Everyone has had that teacher or authority figure who went the extra mile to inspire and help them become who they truly were. Robin Williams is that teacher in Dead Poet’s Society, a film by Peter Weir starring the aforementioned Williams and a young Ethan Hawke, among a few other talented, but lesser-known actors. The enrollees to Welton Boys’ Academy are accustomed to a regimented and orderly existence of obedience and subordination. John Keating (Williams) throws a wrench into their comfortable school lives by introducing them to poetry with an uplifting passion. He rebukes a reputable essay supporting an established belief at the academy — that poetry is measurable — by instructing the boys to rip the pages out of their textbook. A poem’s worth is not determined by a rating scale, but what one feels when reading it and how it influences the emotions.
The boys begin sneaking out at night and reading poems to each other in a cave. Their first escapade is one of the film’s defining moments, jam-packed with plenteous youthful energy. When they return from the “meeting” something is different about them. They are more daring. Neil decides to audition for a local production of A Midsummer Night’s Dream, Knox resolves to pursue a girl he is infatuated with, and Charlie changes his name to Nwanda and engages in a series of stunts, each more daring than the next. In a way, the film is less about Jack Keating’s teachings than it is about how they affect the students subjected to them.
And the effect is a varying one. Neil, whose father rejects his dreams of becoming an actor, is pulled out of the school. Unable to cope, he commits suicide, in a scene that is almost painful to watch. Knox summons his courage, and goes after Chris, the young woman of his affections. We don’t really find out how this arc ends. Charlie is ultimately expelled for attacking a boy who blames Neil’s death on their beloved Mr. Keating. Mr. Keating is fired in the end.

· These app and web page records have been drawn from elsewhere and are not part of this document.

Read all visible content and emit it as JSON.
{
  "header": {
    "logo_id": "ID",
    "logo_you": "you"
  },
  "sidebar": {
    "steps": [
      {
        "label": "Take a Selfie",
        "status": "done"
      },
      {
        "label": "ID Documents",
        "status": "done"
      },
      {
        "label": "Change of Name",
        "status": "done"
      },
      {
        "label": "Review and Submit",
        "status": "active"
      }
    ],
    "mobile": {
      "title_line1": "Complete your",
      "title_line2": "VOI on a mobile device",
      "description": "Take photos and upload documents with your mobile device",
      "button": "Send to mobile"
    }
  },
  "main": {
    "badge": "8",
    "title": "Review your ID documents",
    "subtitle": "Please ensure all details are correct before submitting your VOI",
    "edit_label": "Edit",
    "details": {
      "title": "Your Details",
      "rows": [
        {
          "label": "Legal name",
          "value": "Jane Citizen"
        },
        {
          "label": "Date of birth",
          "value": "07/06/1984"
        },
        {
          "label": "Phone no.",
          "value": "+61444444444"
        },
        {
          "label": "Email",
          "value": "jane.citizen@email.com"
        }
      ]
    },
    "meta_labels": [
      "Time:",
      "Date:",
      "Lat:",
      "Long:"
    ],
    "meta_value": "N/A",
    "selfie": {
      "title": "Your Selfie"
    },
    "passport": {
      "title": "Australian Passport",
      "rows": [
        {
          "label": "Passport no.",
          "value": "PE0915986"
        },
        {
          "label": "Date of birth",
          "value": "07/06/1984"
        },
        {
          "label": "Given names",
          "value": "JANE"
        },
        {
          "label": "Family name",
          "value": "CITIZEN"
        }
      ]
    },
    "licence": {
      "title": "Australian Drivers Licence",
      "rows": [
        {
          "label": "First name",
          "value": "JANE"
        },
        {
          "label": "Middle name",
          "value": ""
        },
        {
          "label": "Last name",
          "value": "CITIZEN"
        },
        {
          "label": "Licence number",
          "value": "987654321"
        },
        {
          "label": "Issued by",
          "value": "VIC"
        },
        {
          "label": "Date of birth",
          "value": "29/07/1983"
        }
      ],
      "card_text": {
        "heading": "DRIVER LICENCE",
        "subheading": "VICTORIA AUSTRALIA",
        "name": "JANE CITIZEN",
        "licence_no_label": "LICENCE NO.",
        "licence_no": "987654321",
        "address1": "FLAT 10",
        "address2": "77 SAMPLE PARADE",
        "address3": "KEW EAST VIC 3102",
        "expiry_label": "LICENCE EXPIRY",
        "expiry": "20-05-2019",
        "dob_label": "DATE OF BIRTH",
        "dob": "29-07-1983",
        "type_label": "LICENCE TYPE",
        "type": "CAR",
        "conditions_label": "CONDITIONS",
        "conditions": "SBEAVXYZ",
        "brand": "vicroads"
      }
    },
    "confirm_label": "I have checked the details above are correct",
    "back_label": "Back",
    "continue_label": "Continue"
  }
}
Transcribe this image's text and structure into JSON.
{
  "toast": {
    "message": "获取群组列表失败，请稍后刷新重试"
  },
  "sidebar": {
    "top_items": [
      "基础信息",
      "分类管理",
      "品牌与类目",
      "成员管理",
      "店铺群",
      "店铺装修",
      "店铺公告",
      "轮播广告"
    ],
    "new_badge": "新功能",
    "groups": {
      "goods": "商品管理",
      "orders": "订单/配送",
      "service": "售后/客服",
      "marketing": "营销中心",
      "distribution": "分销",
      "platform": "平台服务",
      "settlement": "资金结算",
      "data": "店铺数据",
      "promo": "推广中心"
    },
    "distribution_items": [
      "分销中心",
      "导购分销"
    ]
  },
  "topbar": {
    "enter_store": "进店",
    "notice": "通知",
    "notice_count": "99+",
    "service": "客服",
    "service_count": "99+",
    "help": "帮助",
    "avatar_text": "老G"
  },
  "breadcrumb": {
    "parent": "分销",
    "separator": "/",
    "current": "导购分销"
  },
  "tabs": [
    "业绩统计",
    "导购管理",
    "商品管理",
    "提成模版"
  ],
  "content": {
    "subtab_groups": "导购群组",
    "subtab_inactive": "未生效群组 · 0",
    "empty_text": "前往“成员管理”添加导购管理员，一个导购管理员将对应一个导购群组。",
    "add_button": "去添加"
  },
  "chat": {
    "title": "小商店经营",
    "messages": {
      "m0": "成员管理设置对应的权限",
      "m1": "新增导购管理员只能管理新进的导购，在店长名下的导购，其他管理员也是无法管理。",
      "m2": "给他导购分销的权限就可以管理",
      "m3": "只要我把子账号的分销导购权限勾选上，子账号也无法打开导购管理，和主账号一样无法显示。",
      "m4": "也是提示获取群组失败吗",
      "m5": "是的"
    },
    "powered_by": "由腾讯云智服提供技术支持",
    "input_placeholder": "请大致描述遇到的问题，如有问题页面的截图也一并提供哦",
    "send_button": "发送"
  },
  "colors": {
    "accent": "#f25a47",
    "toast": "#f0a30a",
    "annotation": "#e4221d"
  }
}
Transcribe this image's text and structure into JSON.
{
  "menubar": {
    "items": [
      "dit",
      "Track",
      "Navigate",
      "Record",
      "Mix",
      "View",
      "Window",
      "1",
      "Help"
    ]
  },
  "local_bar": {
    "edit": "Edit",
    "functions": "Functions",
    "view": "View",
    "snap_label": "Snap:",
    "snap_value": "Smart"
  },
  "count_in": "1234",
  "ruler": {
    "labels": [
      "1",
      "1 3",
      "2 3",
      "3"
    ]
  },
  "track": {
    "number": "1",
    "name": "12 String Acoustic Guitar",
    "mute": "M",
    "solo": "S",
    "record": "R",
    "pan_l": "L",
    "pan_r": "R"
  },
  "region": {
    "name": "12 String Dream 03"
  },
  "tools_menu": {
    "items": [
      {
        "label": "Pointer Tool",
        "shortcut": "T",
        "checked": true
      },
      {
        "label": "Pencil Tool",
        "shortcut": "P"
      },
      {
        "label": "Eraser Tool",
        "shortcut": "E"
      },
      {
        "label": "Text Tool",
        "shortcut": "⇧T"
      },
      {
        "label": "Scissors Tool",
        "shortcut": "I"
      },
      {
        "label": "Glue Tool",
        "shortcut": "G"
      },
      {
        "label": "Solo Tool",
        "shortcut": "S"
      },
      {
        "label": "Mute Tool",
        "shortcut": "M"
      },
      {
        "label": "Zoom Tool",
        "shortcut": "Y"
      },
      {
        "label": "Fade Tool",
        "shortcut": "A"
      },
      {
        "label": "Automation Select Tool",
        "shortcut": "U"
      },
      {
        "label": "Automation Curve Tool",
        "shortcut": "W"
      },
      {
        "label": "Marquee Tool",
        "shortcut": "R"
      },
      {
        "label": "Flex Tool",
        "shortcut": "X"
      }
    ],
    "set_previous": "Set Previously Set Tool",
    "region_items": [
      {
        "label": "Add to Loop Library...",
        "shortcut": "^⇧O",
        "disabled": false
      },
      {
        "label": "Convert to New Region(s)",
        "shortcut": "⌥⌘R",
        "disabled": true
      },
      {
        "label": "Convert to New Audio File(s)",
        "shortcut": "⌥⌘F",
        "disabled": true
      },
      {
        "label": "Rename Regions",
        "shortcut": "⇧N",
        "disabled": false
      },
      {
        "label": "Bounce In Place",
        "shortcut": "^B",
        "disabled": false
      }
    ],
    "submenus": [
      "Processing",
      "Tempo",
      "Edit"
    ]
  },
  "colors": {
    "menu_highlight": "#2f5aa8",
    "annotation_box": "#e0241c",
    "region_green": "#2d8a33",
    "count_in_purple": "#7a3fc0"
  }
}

I think a lot of people remember the transformational coming of age story of Dead Poet’s Society. That is easily the most enjoyable part to watch. Seeing Williams fired up about the written word, doing things like making his students kick a ball after reciting poetry, and urging them to engage in their unique bizarre walks in the courtyard is a certainly a satisfying experience. What they don’t seem to remember, is what a tragedy the film is. A boy is killed, and the remaining members of the group (save for Charlie) don’t possess the gumption to do what’s right in the end. Nobody tells the administration the truth about what caused the incident, and a man who loves to teach, with a passion, is removed from his post. Sure, they all stand up on their desks in the end, out of respect, or is it be out of guilt, for their deviance from Keating’s principles?
Nonetheless, Dead Poet’s Society is a masterful production. Robin Williams’ impression of John Wayne playing Macbeth is cause alone to view it. A talent gone too soon, his body of work sets a definite standard of excellence. Dead Poets Society is no different.